When the UK signed the Paris Agreement, it committed to making it a legally binding requirement. On 27 June 2019, it became the first major economy to pass a Net Zero emissions law.
That law requires the nation to reduce all greenhouse gas (GHG) emissions to net zero by 2050, as opposed to the previous target of ‘at least 80% reduction from 1990 levels.’ At the time of signing, it was 42% of the way there. By April 2021, the UK enshrined a new target in law - a 78% reduction by 2035. How? By incorporating aviation and shipping emissions in the Carbon Budget for the first time – which keeps the 2050 target on track and marks the UK as the most ambitious signatory of the Paris Agreement.
What laws does my business need to abide by right now?
This roundup of publicly available resources is not exhaustive and does not constitute legal advice, please speak to a professional legal advisor before making any decisions.
Obviously with a series of national laws being passed, these will have a trickle down effect that result in localised enforcement to ensure the country meets its commitment. The UK can only meet its commitment if its citizens and businesses play their part.
But did you know that there are already laws in place that promote sustainability and prevent pollution?
- The Environment Act 1995 created the Environment Agency, and contains rules which police any person, place, or organisation’s impact on: air quality, water quality, contaminated land, and waste.
- The ESOS (Energy Savings Opportunity Scheme ) required private sector companies with large numbers of employees (or turnover) to complete audits on their energy usage.

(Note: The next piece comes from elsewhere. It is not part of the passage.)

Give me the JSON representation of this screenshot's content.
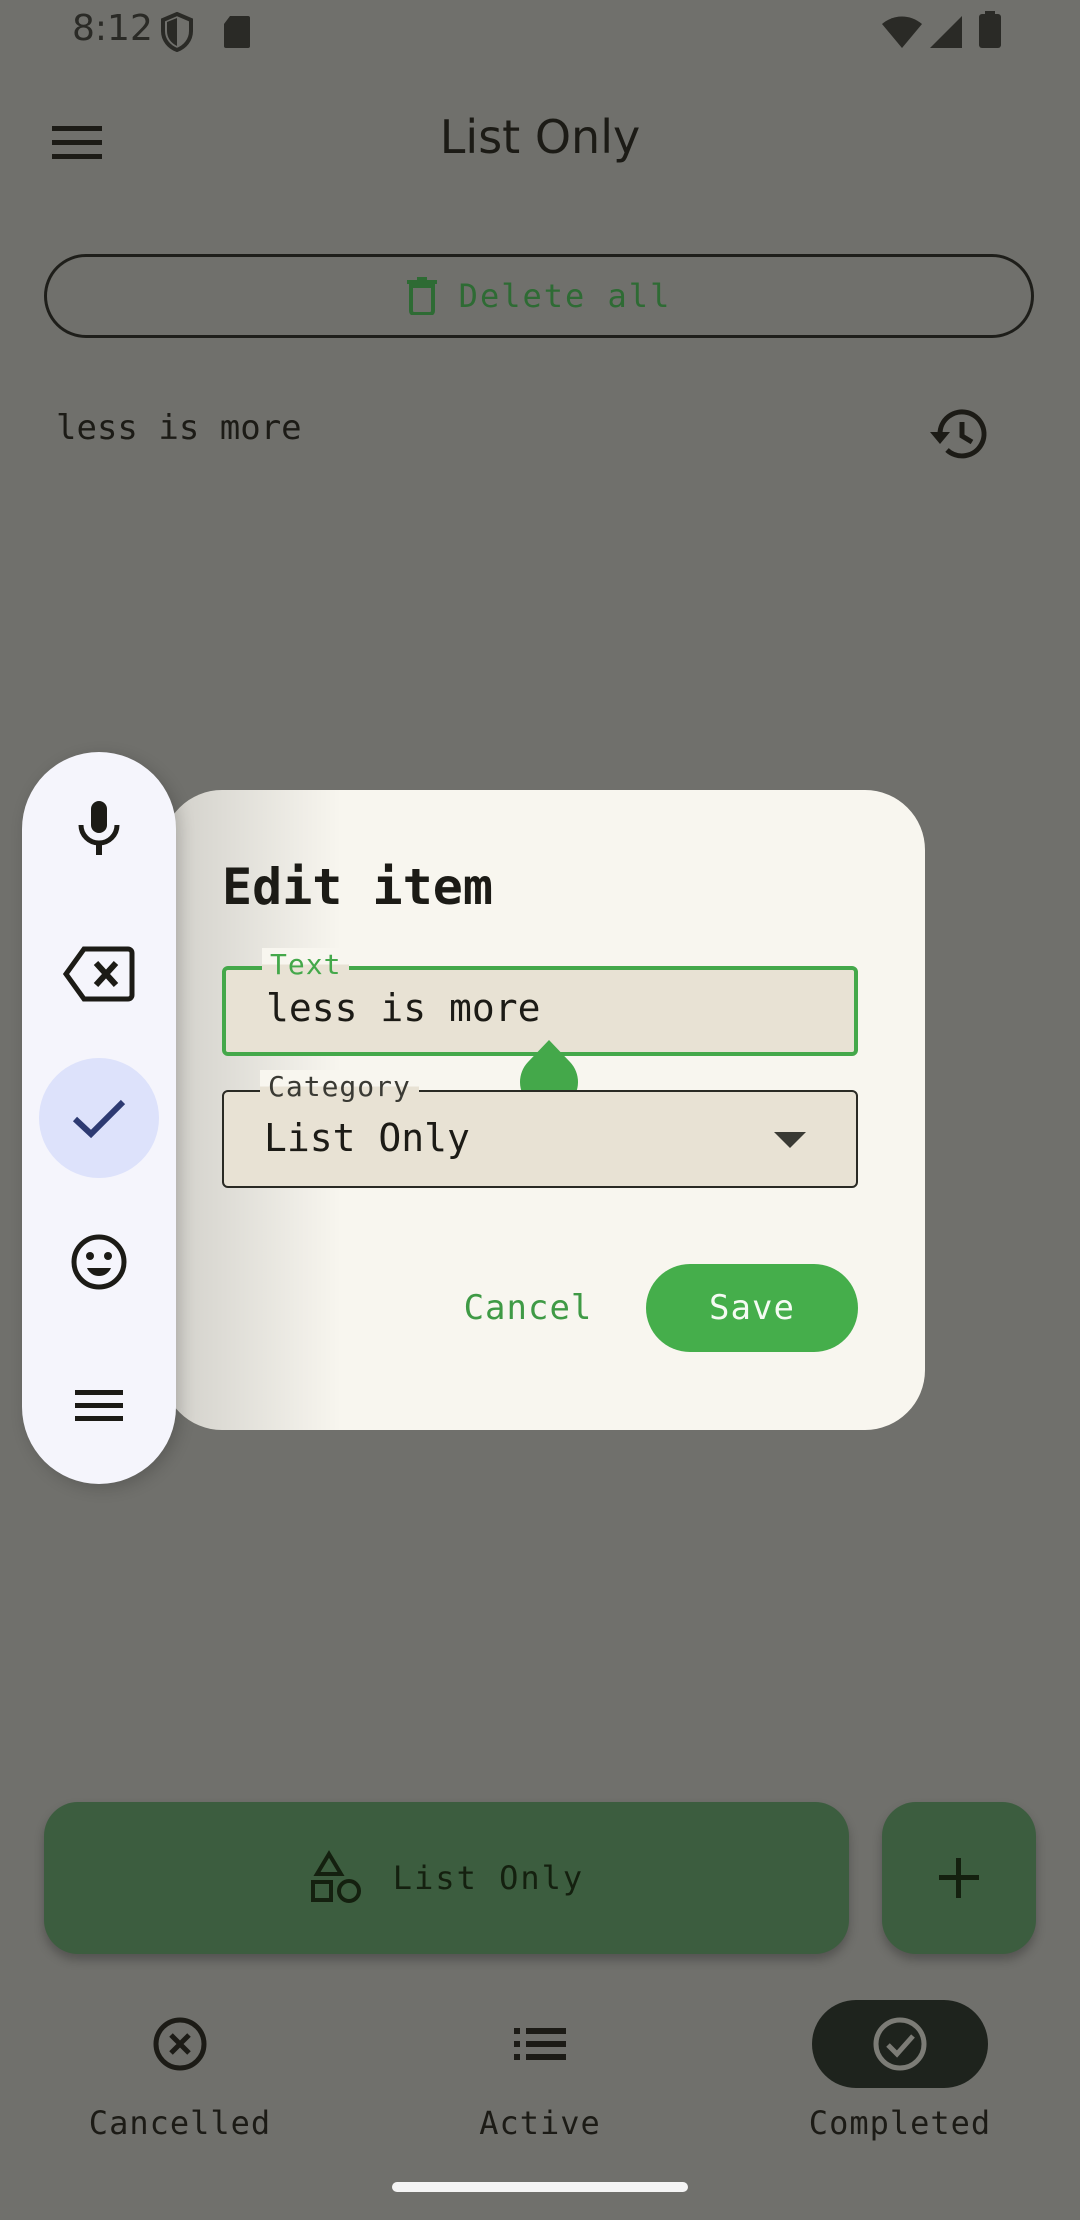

The areas affected including premises, transport, and industrial processes.
- The Environmental Permitting Regulations 2010 relate to hazardous waste and how we store, treat, move, and destroy it.
- The Waste Framework Directive complements existing waste laws by specifying that any recovery or disposal of waste cannot endanger human health or harm the environment.
- The Climate Change Act 2008 introduced Carbon Budgets, which restricts the amount of GHG emissions that the UK can produce in any given 5-year period. If the country overemits in one sector, it will seek to underemit in another (which may mean restrictions on certain businesses.)
- The WEEE (Waste Electrical and Electronic Equipment) Directive is the reason you can’t dispose of certain appliances and devices in regular bins, whilst the RoHS (Restriction of Hazardous Substances) Directive controls the way we use things like lead and cadmium. Together they control the manufacture, use, and dispose of household appliances, lighting, electronics, and other such devices.
- There are several “Producer Responsibility” Regulations that require qualifying businesses to take responsibility for the products and materials that they put on the Market. These relate to issues such as packaging, batteries and electronic and electrical equipment and all seek to make producers responsible and accountable for facilitating end-of-life waste management services, along with stimulating improvements in product design and material selection.
Some of these laws are mandated by the EU and may or may not be adopted by the UK, and many of these laws are changed or amended regularly. Please seek legal advice for up-to-date legislation.
Are there any future laws or legislation that I should be aware of?
The Environment Act 2021 represents the largest update of UK Environmental Legislation in decades. Much of content reflects a post-BREXIT status but also facilitates future changes. One of the most anticipated changes relates to Extended Producer Responsibility, with substantial changes forecast regarding the Packaging Recycling Note market.
Is there environmental legislation to meet when bidding for public contracts?
In June 2021, the Cabinet Office issued a Procurement Policy Note regarding the need to taking account of Carbon Reduction Plans in the procurement of major government contracts. Contracts with an annual spend in excess of £5m per year will be required to include a documented plan showing how the supplier is reducing carbon emissions. These plans relate to contract delivery partners too, and as a result the lead contractor is likely to require its supply chain to evidence carbon reduction plans.
Where can I find out more?
Sector-specific news organisations such as Ends (https://www.endsreport.com/compliance) and edie (https://www.edie.net/) offer information on compliance matters, including upcoming changes and consultations, as well as narrative regarding best practice. There are also subscription services and legal and professional service providers that will also be able to provide guidance, and advice.
Further information about public procurement Carbon Reduction Plans, including guidance and templates can be found here:
What else can I do?
As a Gloucestershire business, you have plenty of options:
- Complete our climate survey: so that we know your biggest barriers and can put the right support in place to help you overcome them.
- Make a climate commitment: join thousands of fellow SMEs in the same position and work together to make changes to fight climate change.
- Bookmark our Net Zero page: this is where The Growth Hub will be publishing news, events, research, and resources to help local businesses.